& Events

The flaws of France’s ecological tax

Nov 9, 2018 | News

(09 November 2018) – The many exceptions to the French carbon tax do not make it easier for people – and drivers – to accept green taxation.

© CC0 Public Domain

Adopted in 2013, the “Contribution Climat Énergie” (CCE) has increased from year to year, putting pressure on fuel prices. In 2019, a tonne of CO2 will cost €55 in France, which is reflected by around an additional 10 cents per litre of petrol or diesel.

The €55 cost of a tonne of CO2 in France compares with the European price of €17 per tonne and does not perform the same services. The French CCE affects both private individuals and businesses, generating almost €7 billion a year through the prices of all fuels, including fuel oil, gas, petroleum, diesel and coal.

However, many industrial sectors have been exempted, including agriculture, all of the industry sectors subject to emissions allowances, road transport and air and maritime transport.

Moreover, these tax inequalities are a problem, according to ecological tax experts. The tax disproportionately hits those on the lowest incomes, who receive an ‘energy cheque’ of €150 if they do not pay any tax.

There are few carbon taxes elsewhere in Europe. Sweden established one 20 years ago which now totals €120 per tonne of CO2 emitted.
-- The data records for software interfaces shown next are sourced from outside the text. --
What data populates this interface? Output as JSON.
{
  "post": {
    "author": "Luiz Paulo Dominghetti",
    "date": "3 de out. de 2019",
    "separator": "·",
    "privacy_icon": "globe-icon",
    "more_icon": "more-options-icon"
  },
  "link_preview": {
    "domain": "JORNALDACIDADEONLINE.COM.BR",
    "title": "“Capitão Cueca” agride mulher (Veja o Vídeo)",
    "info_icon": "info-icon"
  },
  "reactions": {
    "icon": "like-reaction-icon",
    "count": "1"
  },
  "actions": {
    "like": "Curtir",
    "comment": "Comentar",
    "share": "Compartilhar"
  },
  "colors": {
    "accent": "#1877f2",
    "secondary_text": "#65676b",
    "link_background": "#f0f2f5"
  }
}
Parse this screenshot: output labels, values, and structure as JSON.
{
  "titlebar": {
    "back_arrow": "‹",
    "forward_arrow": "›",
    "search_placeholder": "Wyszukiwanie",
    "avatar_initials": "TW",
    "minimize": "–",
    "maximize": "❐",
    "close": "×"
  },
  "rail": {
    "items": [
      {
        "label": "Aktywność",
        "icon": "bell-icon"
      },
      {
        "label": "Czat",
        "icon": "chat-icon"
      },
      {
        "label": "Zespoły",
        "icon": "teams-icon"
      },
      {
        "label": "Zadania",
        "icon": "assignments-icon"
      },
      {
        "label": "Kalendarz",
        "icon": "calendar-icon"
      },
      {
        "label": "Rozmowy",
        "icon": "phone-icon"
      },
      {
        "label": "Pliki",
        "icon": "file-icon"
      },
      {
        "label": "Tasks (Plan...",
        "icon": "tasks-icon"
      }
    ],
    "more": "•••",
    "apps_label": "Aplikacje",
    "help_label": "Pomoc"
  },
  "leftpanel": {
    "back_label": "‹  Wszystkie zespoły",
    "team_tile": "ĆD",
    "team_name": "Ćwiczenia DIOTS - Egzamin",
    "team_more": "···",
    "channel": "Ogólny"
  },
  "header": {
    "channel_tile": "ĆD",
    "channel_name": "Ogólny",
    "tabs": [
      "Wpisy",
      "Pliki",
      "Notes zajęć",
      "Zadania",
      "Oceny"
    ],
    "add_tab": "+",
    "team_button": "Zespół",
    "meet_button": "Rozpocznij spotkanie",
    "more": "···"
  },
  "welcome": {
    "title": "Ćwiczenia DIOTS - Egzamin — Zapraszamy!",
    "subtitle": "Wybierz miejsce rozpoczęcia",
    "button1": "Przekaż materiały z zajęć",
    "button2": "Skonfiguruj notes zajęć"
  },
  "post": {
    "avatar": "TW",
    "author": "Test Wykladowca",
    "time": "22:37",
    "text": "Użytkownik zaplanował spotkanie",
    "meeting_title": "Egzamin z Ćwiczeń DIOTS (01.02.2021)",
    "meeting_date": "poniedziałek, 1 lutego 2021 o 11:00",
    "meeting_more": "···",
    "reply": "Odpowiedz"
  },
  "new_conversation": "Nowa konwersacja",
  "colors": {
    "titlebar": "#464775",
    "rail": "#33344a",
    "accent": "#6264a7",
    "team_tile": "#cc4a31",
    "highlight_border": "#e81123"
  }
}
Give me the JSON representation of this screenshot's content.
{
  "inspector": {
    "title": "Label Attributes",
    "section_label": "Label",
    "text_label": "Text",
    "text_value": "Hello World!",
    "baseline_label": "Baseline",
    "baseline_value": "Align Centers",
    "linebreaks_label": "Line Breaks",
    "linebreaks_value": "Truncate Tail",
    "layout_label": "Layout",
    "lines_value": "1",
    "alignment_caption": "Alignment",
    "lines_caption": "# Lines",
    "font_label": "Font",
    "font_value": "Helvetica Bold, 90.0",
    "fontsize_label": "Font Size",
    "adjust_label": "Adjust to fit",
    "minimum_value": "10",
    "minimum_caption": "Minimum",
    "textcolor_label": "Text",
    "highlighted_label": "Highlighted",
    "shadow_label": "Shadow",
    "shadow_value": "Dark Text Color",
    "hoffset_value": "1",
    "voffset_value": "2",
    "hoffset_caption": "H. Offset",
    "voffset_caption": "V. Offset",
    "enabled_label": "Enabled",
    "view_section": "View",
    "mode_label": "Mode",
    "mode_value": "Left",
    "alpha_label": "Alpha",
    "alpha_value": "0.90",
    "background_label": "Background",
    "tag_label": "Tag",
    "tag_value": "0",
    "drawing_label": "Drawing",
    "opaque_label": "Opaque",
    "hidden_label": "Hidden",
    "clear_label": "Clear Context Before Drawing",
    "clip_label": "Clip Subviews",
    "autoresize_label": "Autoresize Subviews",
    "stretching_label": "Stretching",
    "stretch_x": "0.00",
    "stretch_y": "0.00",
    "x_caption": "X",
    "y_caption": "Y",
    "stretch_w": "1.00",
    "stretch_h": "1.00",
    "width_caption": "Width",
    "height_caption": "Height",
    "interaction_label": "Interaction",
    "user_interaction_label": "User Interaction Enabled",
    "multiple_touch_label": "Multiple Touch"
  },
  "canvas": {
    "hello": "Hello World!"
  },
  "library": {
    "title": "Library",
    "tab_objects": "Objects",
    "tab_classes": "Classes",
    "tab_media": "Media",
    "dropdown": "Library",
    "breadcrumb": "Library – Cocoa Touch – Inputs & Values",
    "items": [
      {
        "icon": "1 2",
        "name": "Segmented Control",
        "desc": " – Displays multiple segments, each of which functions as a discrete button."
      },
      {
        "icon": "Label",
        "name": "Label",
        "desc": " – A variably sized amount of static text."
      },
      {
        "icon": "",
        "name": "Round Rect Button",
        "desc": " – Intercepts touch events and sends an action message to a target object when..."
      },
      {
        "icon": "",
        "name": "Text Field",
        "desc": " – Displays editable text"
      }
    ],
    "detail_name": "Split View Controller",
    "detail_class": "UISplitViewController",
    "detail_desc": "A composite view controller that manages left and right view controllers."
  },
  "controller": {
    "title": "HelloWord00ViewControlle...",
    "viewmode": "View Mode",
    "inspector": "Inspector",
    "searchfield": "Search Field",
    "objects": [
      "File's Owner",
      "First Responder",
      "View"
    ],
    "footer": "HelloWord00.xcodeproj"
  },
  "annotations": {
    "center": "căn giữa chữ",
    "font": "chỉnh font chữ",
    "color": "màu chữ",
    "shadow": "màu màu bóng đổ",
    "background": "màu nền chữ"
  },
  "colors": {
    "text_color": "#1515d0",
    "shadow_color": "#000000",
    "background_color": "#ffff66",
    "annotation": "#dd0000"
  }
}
In the United Kingdom, a carbon price floor was implemented with the price of €20.41 per tonne. (EurActiv)

More information